I have just returned from a wonderful three days in Bath. I walked miles, the sun shone and I had a great Jane Austen feast!
I love Jane Austen novels and have read them all so many times. They have always been turned to when I need to recover from exams, illness .. and while Jane writes of a life that is not quite like today the dreams, the fears, the idiocies are all the same. She portrays human nature so well.
I have in the past visited the Jane Austen Centre in Gay Street and enjoyed it. So another visit was at the top of my list and it did not disappoint. This time all the staff wore Regency dress and acted as far as they could as ladies from the Regency days. At the door you were welcomed by a gentleman who was also in Regency dress and in role of the doorman - a family retainer.
The visit starts in a room on the first floor where you are invited to an introductory talk. We were gifted a lovely young lady who was really knowledgeable and gave Jane's history and story so well, fitting it in with the history of her time as appropriate. And there was a focus on Jane's life in Bath, first as the daughter of a clergyman and then later when life was harder and she, her sister and mother had to move as the money ran out. They ended up in Trim Street, the bottom of the social scale where their neighbours were prostitutes, pimps, beggars and thieves. This talk was also focused on the part
Bath played in her novels, especially Northanger Abbey and Persuasion. However the city is mentioned in every one of her works. Then our lovely guide took us on a tour. We started in a gallery where there were representations of Jane including one her sister Cassandra drew. Our guide brought out how this had enabled "experts" to work out what she looked like. There is a model of her in the final room of the tour where if you wish you can dress up in Regency costume. And there are photographs from the films and televising of her books to walk past on your way out. The booklet you get as part of this give a wonderful map and details of a Regency Tour of Bath - which I also followed with pleasure.

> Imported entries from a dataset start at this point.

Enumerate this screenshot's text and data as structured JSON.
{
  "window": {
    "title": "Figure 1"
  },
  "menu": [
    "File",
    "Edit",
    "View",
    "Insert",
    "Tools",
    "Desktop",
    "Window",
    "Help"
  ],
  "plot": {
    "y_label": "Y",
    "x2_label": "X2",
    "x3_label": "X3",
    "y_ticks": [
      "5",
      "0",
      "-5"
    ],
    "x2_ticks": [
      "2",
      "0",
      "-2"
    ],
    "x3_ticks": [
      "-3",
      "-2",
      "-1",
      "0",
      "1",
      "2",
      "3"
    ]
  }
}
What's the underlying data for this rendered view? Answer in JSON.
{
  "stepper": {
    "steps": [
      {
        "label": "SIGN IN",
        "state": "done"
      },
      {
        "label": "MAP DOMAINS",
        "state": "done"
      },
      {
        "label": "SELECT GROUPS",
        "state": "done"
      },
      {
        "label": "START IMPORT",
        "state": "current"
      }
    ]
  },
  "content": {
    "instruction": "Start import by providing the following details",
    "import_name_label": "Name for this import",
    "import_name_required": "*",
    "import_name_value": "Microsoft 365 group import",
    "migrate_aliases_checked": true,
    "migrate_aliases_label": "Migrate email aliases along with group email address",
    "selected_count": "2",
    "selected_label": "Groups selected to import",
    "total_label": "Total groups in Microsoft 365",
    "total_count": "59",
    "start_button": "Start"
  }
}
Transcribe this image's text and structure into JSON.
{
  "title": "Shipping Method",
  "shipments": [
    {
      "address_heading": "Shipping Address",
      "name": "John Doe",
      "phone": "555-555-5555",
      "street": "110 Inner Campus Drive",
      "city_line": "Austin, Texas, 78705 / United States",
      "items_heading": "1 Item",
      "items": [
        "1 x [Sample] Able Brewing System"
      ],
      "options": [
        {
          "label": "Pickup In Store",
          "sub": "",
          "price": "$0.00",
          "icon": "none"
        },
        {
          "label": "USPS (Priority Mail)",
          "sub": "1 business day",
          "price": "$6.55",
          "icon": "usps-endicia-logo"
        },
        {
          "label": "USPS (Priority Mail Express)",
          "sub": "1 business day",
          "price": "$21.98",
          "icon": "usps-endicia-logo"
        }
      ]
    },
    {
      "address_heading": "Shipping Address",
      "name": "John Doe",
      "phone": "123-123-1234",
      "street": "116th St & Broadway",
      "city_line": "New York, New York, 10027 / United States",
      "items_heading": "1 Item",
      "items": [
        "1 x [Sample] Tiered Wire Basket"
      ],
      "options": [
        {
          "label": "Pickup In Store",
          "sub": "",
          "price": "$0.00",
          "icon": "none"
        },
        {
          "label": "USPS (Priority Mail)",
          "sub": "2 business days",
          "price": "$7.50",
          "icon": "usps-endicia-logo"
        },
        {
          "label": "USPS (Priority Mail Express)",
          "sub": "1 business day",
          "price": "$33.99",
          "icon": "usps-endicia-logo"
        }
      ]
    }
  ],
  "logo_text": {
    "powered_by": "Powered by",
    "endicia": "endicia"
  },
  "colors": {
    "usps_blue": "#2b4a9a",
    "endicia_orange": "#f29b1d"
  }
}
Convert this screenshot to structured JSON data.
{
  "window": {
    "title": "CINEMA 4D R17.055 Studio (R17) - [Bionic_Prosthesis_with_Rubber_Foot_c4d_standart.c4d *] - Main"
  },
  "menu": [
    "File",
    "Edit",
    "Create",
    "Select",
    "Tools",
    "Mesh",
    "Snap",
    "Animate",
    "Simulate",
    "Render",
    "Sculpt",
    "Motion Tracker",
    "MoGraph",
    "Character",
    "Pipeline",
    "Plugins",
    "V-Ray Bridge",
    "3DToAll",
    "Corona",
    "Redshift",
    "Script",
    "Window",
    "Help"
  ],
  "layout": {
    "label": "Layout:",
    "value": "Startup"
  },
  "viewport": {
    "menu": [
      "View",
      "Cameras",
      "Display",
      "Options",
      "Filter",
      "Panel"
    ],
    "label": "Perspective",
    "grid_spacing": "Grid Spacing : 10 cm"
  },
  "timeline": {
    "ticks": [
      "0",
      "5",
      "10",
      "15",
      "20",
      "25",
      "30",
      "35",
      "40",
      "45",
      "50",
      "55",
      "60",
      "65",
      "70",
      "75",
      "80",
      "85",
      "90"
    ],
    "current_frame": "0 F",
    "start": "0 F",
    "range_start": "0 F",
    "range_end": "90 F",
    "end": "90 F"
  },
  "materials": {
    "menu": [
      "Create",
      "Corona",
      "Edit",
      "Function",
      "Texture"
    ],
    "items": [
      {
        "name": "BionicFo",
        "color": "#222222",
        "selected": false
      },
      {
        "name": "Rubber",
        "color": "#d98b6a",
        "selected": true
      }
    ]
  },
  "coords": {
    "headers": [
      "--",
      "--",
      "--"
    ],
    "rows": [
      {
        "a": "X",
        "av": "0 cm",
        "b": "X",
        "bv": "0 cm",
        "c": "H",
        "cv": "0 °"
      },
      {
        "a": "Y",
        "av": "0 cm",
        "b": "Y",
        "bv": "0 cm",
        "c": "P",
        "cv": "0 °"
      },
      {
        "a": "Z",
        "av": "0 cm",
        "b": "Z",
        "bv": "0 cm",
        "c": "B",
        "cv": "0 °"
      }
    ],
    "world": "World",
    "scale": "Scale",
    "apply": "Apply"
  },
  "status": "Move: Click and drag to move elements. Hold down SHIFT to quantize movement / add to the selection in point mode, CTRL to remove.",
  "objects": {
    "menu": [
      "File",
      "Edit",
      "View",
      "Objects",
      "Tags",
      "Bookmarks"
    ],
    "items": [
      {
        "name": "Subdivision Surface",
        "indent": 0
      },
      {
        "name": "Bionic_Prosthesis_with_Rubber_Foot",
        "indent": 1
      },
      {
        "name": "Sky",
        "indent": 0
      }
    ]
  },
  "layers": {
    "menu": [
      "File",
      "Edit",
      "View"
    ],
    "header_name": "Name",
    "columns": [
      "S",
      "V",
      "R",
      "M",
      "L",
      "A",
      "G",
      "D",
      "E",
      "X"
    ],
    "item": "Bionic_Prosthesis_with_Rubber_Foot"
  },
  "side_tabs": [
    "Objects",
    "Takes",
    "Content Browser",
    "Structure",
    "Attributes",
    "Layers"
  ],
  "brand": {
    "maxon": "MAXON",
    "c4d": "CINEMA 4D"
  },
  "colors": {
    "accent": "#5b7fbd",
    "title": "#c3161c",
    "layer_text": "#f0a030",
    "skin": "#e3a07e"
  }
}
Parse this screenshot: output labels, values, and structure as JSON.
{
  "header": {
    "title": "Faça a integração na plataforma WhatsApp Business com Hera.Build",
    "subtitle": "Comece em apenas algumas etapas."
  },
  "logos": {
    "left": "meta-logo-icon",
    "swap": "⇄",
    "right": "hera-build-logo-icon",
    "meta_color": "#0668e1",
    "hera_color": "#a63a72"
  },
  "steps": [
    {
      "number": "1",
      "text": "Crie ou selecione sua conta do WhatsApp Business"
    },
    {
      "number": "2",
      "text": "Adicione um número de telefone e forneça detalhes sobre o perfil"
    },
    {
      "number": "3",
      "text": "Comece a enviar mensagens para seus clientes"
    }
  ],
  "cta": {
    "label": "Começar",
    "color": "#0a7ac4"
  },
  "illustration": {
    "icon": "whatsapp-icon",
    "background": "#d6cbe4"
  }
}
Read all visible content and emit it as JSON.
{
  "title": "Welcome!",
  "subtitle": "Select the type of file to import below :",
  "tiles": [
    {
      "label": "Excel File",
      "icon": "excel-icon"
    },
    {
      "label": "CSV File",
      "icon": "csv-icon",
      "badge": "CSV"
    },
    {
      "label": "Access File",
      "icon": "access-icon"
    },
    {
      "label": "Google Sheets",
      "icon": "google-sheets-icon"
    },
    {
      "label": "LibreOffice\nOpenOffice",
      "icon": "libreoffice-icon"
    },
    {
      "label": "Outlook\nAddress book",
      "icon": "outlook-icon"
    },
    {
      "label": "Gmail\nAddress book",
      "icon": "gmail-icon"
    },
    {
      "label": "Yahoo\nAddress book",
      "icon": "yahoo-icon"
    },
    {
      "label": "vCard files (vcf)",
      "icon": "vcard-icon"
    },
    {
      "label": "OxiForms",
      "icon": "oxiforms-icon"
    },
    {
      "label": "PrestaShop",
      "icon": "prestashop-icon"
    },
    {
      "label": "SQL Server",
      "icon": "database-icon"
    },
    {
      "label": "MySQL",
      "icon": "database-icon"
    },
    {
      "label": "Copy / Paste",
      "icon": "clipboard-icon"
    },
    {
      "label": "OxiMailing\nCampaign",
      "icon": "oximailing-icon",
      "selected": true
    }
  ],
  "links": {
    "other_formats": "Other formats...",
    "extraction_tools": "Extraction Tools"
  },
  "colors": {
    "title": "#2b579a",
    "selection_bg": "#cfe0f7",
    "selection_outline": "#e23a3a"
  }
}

I went to the Museum of Fashion which is located in the building where the Assembly Rooms are. There is a feeling of going back in time along with recognising the clothes from the television and film adaptions of her novels. When I was on my own in one of the rooms I would not have been surprised if a being from Jane's day had come in.
The walk around Regency Bath is impressive and again it is possible to block out the present day and imagine yourself back in time. If you look carefully at these houses you notice that the homes built for the family and their servants with private areas and entertaining areas are too vast for the modern family today - so few remain as a home for one. Some have been turned into two homes and others into flats. I stayed in one of these houses which is now a B & B with all the original features combined with modern comforts.
At the start of the famous Royal Crescent is No.1 which is open to the public and worth a visit. Each room has been restored to full Regency decoration and style with a helpful guide who reported on how this room was used, the life of the occupants and their guests. Their knowledge was impressive and certainly added to one's understanding of Regency life - both above and below stairs!
My favourite part of my Jane feast was as I left the Jane Austen Centre. I was again greeted by the man in the role of the family servant who would have met and greeted the guests. He enquired in Regency style if I had enjoyed my visit. I enquired if he had had a break and some lunch or had he been on duty with no break - I had been there for some time! He stayed in role as the devoted and conscientious family retainer. So I concluded by telling him that while this would not help him now there would some years in the future be trade unions who would fight for his rights to lunch breaks, paid holidays, a fair wage .. he laughed! Perhaps with understanding of the reduced power of trade unions?
Jane Austen's day may be too easy to romanticise - it was not great for all.